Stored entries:

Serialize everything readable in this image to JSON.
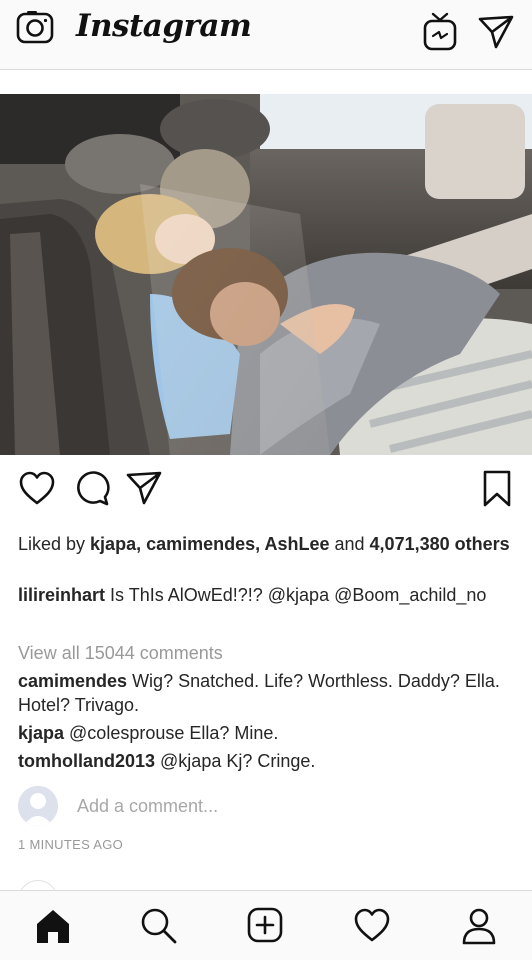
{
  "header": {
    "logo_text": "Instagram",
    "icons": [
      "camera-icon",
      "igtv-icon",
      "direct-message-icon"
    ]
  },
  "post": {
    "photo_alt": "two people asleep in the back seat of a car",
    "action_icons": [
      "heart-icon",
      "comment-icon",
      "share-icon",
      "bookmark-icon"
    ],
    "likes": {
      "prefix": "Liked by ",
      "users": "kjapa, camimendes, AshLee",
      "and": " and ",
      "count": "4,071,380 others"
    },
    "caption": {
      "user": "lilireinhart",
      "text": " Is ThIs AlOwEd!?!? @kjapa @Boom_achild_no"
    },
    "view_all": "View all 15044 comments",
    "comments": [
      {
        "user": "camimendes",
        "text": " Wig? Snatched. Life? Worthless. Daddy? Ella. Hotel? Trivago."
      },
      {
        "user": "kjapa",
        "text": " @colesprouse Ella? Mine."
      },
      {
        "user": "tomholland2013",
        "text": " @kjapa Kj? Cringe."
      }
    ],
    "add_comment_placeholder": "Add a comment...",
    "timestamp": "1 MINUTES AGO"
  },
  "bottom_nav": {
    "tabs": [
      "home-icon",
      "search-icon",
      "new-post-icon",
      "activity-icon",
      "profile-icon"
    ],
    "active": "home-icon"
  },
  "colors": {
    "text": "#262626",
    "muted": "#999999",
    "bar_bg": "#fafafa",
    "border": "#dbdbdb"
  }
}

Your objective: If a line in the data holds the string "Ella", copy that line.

Response box:
        "text": " Wig? Snatched. Life? Worthless. Daddy? Ella. Hotel? Trivago."
        "text": " @colesprouse Ella? Mine."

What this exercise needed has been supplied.